Ernest Williams began the skeletal collection in 1957. Williams and his collaborators, particularly Richard Estes, had an ongoing program of skeletonization for some years. As a consequence of this program, the MCZ has one of the largest collections of herpetological skeletons.
Of the collections 7,000 specimens, that of the lizards is notable. Most of the skeletons have been entered in our skeletal file.
There are a few hundred KOH cleared and alizarian stained specimens preserved in glycerin in the collection. Most of the cleared and stained materials are amphibians.
Ernest Williams and his students actively employed karyotyping techniques. The karyotype collection currently housed in the Herpetology Collection includes over 20,000 slides from about 200 species with over 2,500 specimens. The specimens karyotyped are placed in the collection as a permanent record, matching the specimen to the slide with the chromosome preparation and recording the presence of a karyotyped specimen on the bottle label.
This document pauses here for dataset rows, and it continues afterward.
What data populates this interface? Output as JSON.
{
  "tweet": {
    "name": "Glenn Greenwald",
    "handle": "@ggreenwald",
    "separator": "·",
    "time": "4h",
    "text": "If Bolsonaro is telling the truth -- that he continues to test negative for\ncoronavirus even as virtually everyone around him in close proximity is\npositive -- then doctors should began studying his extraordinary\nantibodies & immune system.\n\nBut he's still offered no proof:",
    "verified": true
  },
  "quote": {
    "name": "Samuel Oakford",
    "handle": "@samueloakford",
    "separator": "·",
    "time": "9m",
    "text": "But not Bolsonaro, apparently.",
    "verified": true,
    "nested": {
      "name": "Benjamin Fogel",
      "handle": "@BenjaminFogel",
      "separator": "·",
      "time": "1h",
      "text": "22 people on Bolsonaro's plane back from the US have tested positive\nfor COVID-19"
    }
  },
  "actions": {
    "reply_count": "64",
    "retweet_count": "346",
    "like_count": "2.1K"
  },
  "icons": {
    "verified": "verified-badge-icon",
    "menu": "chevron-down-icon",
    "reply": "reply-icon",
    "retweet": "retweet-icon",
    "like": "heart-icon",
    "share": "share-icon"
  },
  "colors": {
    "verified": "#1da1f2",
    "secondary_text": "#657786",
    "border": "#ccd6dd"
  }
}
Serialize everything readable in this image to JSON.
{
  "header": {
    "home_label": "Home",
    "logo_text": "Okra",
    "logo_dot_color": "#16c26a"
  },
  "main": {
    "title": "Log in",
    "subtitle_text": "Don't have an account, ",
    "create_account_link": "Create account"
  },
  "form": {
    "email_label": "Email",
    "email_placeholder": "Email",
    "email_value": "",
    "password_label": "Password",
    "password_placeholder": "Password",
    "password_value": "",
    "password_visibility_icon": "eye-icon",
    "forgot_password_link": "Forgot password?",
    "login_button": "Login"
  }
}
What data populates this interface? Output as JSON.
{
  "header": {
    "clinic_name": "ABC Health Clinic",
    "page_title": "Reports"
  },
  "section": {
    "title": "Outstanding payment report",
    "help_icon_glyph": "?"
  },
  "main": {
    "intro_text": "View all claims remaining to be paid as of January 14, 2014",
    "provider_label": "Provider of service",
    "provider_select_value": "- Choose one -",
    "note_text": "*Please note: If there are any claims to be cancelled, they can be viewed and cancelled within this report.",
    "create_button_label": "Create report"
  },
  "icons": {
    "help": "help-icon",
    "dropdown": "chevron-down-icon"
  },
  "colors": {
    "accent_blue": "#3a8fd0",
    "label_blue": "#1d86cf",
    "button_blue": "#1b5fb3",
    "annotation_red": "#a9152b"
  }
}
The department has a number of amphibian and reptilian eggs and embryos, as well as amphibian larvae preserved in 80% alcohol and kept as part of the main alcoholic collection. Most of these specimens are poorly preserved and not very useful. Dr. John Cadle implemented the policy of, whenever possible, preserving and permanently storing all eggs, embryos and larvae in buffered 10% formalin.
Most important is the collection of histological serial sections of embryonic material. The collection is small but some of the preparations have historical and research value (for example, the serial sections of turtle embryos prepared by B. W. Kunkel for his studies on the development of the chondrocranium). E. E. Williams used these same slides in his research on vertebral development. We also have serial selections of F. H. Sweet on which he based his classical experimental study on Ambystoma limb development and regeneration during the 1920's and early 1930's. These specimens are important reference material.